All of this points to one conclusion:
In the Hanafī madhhab, repeatedly, persistently and continuously performing a religious practice, originally regarded in the Sharī‘ah as permissible or mustahabb, publically, in a specific manner that has not been transmitted from the Prophet (peace be upon him) or Sahābah, such that a false impression is created in the minds of the ignorant that this particular form (e.g. in terms of its date, procedure) is sunnah or wājib, renders that act prohibitively disliked (makrūh tahrīmī) and the act will be considered an insertion into religion or bid‘ah.
We can safely say, looking at the condition of Barelwis and other psuedo-traditionalists of today, the formal/popular (murawwaj) Mawlid of today, falls in this category, and is hence, makrūh tahrīmī in the Hanafī madhhab.
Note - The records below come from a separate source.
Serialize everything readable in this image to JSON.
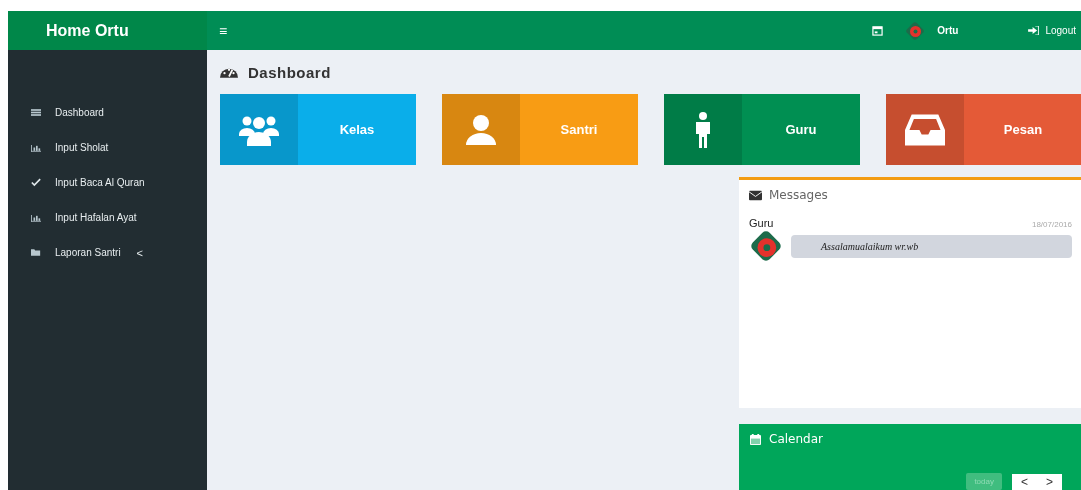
{
  "brand": "Home Ortu",
  "header": {
    "menu_toggle": "≡",
    "user": "Ortu",
    "logout": "Logout"
  },
  "sidebar": {
    "items": [
      {
        "label": "Dashboard",
        "kind": "list"
      },
      {
        "label": "Input Sholat",
        "kind": "chart"
      },
      {
        "label": "Input Baca Al Quran",
        "kind": "check"
      },
      {
        "label": "Input Hafalan Ayat",
        "kind": "chart"
      },
      {
        "label": "Laporan Santri",
        "kind": "folder",
        "caret": "<"
      }
    ]
  },
  "page_title": "Dashboard",
  "tiles": [
    {
      "label": "Kelas",
      "kind": "users",
      "color": "#0aaeea"
    },
    {
      "label": "Santri",
      "kind": "user",
      "color": "#f89c14"
    },
    {
      "label": "Guru",
      "kind": "male",
      "color": "#008f52"
    },
    {
      "label": "Pesan",
      "kind": "inbox",
      "color": "#e45a37"
    }
  ],
  "messages": {
    "title": "Messages",
    "items": [
      {
        "sender": "Guru",
        "time": "18/07/2016",
        "text": "Assalamualaikum wr.wb"
      }
    ]
  },
  "calendar": {
    "title": "Calendar",
    "today": {
      "label": "today",
      "disabled": true
    },
    "prev": "<",
    "next": ">"
  }
}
Update: Someone raised the objection: does not madaris fall under this prohibition, as within them, the mustahabb practice of teaching and learning are repeatedly done in a fixed and regulated way that was not transmitted from the Sahabah? For the perceptive person, the difference between the above examples, including Mawlid, and madaris is clear. The purpose of the regulated and fixed manner of teaching and learning in madaris is purely based on organisational and pragmatic reasons. Common people are not susceptible to the mistaken belief that the madaris themselves are objectives, or desirable elements, of religion. On the other hand, repeated handshakes after Salah, if done openly, commonly and continuously, does make the common people susceptible to the view that to shake hands at that time is a desired practice of religion. Similarly, the Mawlid of Rabi’ al-Awwal makes the common people susceptible to the belief that making this commemoration at that time of the year is superior. This is not only theory; many people really do believe that to celebrate the birth in the month of Rabi al Awwal is more rewarding and superior than doing so in any other time of the year. It is not regarded merely as something organisational. The same applies to the other examples, of fixing a surah to a particular rak’ah of Salah and doing Sajdat al-Shukr after every Fard prayer.